    “Blocks long open light rail cuts” is a completely fabricated complaint. 3C was going to have a tunnel under Nicollet; only during construction would the street be disrupted. Either way, traffic counts on Nicollet are relatively low compared to other N/S streets. In any case, why prioritize cars over transit when they already get the advantage on every other thoroughfare? (Is Nicollet even a real thoroughfare?)

    How does one prove that “the larger Whittier neighborhood wants light rail”? Why does that even matter? Why assume that a neighborhood group represents majority opinion? Should transit investment be decided on a majority-rules basis anyway? This seems so tangential to the larger questions involved in the disturbing Southwest LRT planning process.

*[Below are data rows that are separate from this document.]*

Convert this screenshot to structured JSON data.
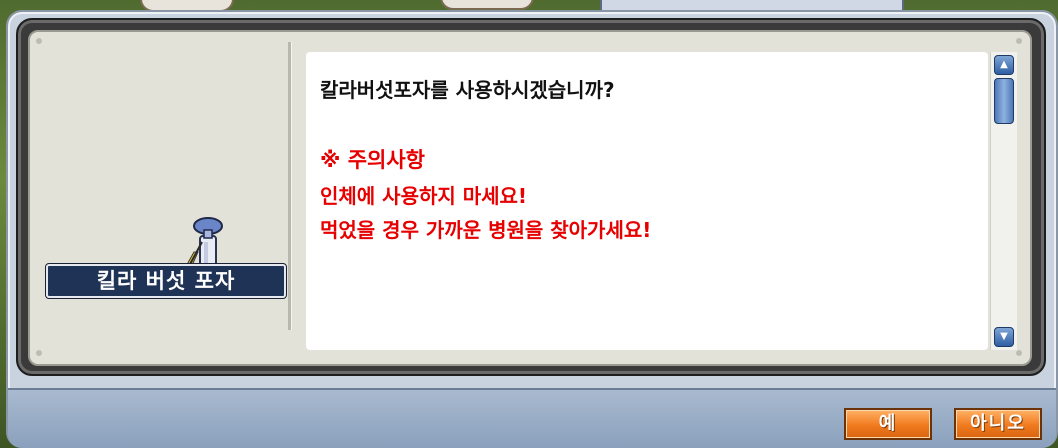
{
  "dialog": {
    "item_name": "킬라 버섯 포자",
    "question": "칼라버섯포자를 사용하시겠습니까?",
    "warning_heading": "※ 주의사항",
    "warning_line1": "인체에 사용하지 마세요!",
    "warning_line2": "먹었을 경우 가까운 병원을 찾아가세요!"
  },
  "buttons": {
    "yes_label": "예",
    "no_label": "아니오"
  },
  "icons": {
    "item": "mushroom-spore-bottle-icon",
    "scroll_up": "arrow-up-icon",
    "scroll_down": "arrow-down-icon"
  },
  "colors": {
    "warning": "#e60000",
    "button": "#f07a1e",
    "name_plate": "#1f3356"
  }
}
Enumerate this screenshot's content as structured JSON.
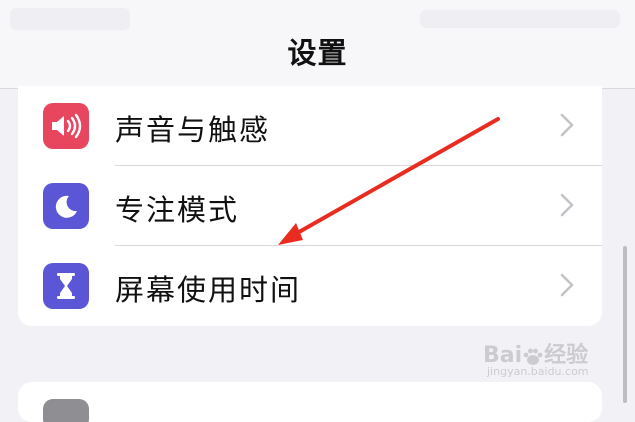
{
  "nav": {
    "title": "设置"
  },
  "settings": {
    "items": [
      {
        "label": "声音与触感",
        "icon": "speaker-icon",
        "color": "#e8455f"
      },
      {
        "label": "专注模式",
        "icon": "moon-icon",
        "color": "#5b56d6"
      },
      {
        "label": "屏幕使用时间",
        "icon": "hourglass-icon",
        "color": "#5b56d6"
      }
    ]
  },
  "watermark": {
    "brand": "Bai",
    "brand_end": "经验",
    "url": "jingyan.baidu.com"
  }
}
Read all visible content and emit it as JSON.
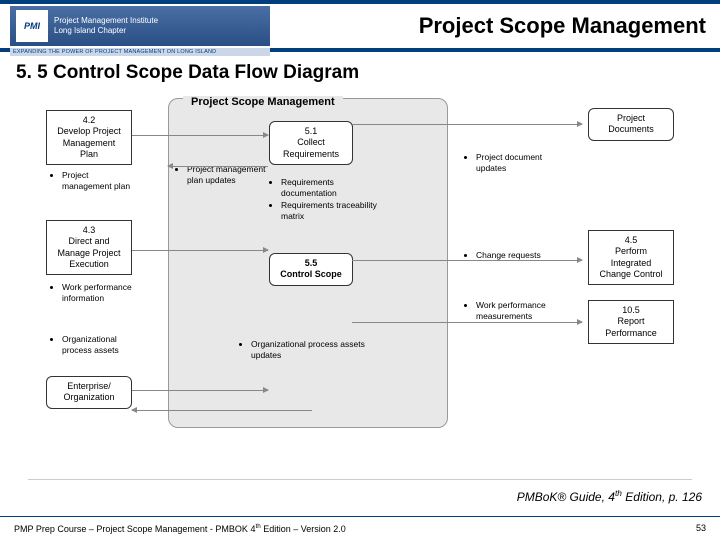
{
  "header": {
    "logo_badge": "PMI",
    "logo_line1": "Project Management Institute",
    "logo_line2": "Long Island Chapter",
    "logo_tag": "EXPANDING THE POWER OF PROJECT MANAGEMENT ON LONG ISLAND",
    "title": "Project Scope Management"
  },
  "section_title": "5. 5 Control Scope Data Flow Diagram",
  "diagram": {
    "panel_title": "Project Scope Management",
    "left": {
      "box42": "4.2\nDevelop Project\nManagement\nPlan",
      "bul42": "Project management plan",
      "box43": "4.3\nDirect and\nManage Project\nExecution",
      "bul43": "Work performance information",
      "bulOrg": "Organizational process assets",
      "boxEnt": "Enterprise/\nOrganization"
    },
    "center": {
      "box51": "5.1\nCollect\nRequirements",
      "bul51a": "Requirements documentation",
      "bul51b": "Requirements traceability matrix",
      "box55": "5.5\nControl Scope",
      "bul_pmpu": "Project management plan updates",
      "bulOpau": "Organizational process assets updates"
    },
    "right": {
      "boxPD": "Project\nDocuments",
      "bulPDU": "Project document updates",
      "bulCR": "Change requests",
      "box45": "4.5\nPerform\nIntegrated\nChange Control",
      "bulWPM": "Work performance measurements",
      "box105": "10.5\nReport\nPerformance"
    }
  },
  "citation_prefix": "PMBoK® Guide, 4",
  "citation_sup": "th",
  "citation_suffix": " Edition, p. 126",
  "footer_left_a": "PMP Prep Course – Project Scope Management - PMBOK 4",
  "footer_left_sup": "th",
  "footer_left_b": " Edition – Version 2.0",
  "footer_right": "53"
}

    Improved bus service for the south side would be great, but in a growing city like ours, it’s not enough. Meaningful change means separate rights of way and high frequency. Without LRT, it looks like we won’t have either of those in the densest parts of Minneapolis any time in the next few decades.

  9. Pingback: An Interesting Post From Net Density – American Changes to Transit funding « Rail For The Valley

  10. Pingback: Beyond mobility – EPA delivers metrics for sustainable transportation | Net Density

  11. Pingback: Southwest LRT: Triage now, rehabilitation later » The Grid

  12. Pingback: Southwest LRT: Triage Now, Rehabilitation Later |

Leave a Reply

Fill in your details below or click an icon to log in: Logo

You are commenting using your account. Log Out /  Change )

Google+ photo

You are commenting using your Google+ account. Log Out /  Change )

Twitter picture

You are commenting using your Twitter account. Log Out /  Change )

Facebook photo

You are commenting using your Facebook account. Log Out /  Change )


Connecting to %s